**Exercise directions:** Return a copy of each line in the listing that includes the word "JSON".

-------

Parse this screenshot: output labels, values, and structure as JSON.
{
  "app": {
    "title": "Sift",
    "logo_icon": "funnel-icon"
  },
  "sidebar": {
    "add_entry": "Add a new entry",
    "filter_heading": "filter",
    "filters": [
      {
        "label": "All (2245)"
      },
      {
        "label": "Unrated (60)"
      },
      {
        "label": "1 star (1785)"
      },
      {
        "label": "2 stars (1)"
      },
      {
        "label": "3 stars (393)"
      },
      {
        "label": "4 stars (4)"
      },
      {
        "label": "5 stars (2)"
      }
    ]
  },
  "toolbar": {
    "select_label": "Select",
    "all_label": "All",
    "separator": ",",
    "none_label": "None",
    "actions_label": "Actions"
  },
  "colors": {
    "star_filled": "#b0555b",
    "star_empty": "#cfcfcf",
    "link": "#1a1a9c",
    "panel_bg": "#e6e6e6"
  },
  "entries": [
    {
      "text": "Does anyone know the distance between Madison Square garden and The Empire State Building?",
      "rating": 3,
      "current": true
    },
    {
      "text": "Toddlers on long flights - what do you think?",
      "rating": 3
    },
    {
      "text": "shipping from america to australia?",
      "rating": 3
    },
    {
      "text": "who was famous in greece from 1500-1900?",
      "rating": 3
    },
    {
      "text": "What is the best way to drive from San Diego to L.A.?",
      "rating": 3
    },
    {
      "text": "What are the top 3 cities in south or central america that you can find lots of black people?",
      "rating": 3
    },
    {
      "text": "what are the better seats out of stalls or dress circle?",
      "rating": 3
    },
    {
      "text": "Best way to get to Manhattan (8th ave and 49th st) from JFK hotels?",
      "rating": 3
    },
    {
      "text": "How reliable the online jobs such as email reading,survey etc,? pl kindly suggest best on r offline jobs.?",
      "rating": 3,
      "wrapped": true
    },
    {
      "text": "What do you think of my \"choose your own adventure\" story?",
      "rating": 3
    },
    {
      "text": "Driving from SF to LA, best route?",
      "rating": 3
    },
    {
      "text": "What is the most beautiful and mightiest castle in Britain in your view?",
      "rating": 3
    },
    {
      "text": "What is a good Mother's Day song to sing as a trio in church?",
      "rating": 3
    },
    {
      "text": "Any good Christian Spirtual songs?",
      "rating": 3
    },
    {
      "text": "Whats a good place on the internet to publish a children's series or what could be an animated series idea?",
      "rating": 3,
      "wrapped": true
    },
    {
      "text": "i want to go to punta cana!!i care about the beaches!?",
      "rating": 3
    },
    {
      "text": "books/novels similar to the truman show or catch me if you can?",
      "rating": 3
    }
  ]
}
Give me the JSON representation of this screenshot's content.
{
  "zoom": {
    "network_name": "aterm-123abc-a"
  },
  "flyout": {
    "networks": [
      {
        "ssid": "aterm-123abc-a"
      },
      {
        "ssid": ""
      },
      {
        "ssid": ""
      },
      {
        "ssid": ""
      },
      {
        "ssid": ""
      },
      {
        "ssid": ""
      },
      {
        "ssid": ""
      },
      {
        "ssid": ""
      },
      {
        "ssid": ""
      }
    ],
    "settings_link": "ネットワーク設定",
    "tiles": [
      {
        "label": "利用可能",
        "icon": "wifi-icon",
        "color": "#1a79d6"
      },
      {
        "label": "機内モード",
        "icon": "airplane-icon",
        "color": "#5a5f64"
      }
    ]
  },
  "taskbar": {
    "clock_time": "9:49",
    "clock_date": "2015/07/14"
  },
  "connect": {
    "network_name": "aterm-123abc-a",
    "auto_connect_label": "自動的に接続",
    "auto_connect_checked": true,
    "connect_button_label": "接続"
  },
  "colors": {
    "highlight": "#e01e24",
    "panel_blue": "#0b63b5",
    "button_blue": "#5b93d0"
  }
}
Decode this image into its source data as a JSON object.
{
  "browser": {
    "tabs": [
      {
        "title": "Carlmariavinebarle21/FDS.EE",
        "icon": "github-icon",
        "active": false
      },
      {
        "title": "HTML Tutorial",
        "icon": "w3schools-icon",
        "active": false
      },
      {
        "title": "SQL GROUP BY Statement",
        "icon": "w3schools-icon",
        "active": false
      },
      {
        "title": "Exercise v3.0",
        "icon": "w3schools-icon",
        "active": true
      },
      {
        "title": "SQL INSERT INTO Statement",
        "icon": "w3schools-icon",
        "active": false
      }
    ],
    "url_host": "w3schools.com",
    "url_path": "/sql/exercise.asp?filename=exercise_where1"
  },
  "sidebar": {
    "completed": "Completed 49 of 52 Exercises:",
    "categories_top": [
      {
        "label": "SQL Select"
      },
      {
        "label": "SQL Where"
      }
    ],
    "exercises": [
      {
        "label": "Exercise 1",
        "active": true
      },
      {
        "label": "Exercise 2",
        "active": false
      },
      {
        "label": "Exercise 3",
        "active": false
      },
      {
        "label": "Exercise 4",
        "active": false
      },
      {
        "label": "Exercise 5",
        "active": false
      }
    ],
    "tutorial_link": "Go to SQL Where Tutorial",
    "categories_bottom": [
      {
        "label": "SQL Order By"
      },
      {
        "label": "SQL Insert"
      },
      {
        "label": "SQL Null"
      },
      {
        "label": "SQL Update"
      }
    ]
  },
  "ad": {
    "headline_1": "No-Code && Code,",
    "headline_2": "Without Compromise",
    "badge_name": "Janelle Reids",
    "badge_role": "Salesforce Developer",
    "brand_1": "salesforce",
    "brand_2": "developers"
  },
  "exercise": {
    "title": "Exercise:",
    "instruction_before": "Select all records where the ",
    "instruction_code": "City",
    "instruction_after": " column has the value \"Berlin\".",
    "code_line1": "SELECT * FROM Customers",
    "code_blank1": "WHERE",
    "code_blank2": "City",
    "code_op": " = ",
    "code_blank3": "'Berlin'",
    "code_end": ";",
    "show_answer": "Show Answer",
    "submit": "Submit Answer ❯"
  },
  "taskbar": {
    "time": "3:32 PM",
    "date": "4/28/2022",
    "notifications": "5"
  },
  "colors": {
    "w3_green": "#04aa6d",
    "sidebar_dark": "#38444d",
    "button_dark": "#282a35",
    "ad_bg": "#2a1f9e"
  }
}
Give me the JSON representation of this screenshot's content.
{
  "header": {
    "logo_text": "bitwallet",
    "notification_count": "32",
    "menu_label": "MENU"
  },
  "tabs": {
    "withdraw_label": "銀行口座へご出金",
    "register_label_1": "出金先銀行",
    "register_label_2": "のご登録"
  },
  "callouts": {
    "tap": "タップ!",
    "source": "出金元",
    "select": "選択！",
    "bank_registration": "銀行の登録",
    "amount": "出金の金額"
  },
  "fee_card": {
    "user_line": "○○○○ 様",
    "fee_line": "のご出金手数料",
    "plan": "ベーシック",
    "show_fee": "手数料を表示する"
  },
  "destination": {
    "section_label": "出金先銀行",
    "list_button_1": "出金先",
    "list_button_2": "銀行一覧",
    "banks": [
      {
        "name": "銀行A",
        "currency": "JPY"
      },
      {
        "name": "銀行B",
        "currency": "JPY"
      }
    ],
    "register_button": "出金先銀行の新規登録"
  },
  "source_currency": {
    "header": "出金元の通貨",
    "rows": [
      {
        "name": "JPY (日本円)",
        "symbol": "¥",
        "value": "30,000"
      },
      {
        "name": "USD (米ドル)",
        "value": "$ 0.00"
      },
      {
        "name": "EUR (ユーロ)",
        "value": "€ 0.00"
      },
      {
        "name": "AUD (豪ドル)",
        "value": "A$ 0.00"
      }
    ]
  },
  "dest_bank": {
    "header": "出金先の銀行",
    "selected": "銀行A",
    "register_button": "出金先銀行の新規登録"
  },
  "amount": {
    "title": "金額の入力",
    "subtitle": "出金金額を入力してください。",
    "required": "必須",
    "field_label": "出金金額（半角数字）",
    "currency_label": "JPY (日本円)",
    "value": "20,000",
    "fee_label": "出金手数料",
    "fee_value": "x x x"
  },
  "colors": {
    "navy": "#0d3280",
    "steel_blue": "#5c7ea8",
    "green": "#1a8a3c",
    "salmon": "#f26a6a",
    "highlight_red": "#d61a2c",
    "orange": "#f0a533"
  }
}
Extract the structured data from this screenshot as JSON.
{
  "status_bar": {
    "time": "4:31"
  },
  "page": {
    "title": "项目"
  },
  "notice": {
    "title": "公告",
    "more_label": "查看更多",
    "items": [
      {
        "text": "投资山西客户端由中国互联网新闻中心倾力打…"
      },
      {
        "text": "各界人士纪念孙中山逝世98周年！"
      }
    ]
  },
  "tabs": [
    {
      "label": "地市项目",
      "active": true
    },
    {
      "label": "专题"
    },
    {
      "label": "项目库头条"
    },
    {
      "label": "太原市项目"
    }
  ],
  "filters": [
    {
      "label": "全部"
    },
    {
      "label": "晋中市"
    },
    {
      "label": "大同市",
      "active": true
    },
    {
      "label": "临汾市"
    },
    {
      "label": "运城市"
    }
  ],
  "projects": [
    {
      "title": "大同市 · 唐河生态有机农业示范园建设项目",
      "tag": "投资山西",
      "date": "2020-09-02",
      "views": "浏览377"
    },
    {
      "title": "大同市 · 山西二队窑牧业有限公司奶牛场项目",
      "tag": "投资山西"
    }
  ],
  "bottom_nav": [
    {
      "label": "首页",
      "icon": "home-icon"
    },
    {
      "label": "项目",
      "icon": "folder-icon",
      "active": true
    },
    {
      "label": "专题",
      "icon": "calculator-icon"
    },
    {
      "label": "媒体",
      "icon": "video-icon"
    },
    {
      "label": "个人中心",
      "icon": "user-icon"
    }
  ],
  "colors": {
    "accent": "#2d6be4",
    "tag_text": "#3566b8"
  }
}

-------

**Result:**
Parse this screenshot: output labels, values, and structure as JSON.
Give me the JSON representation of this screenshot's content.
Decode this image into its source data as a JSON object.
Give me the JSON representation of this screenshot's content.
Extract the structured data from this screenshot as JSON.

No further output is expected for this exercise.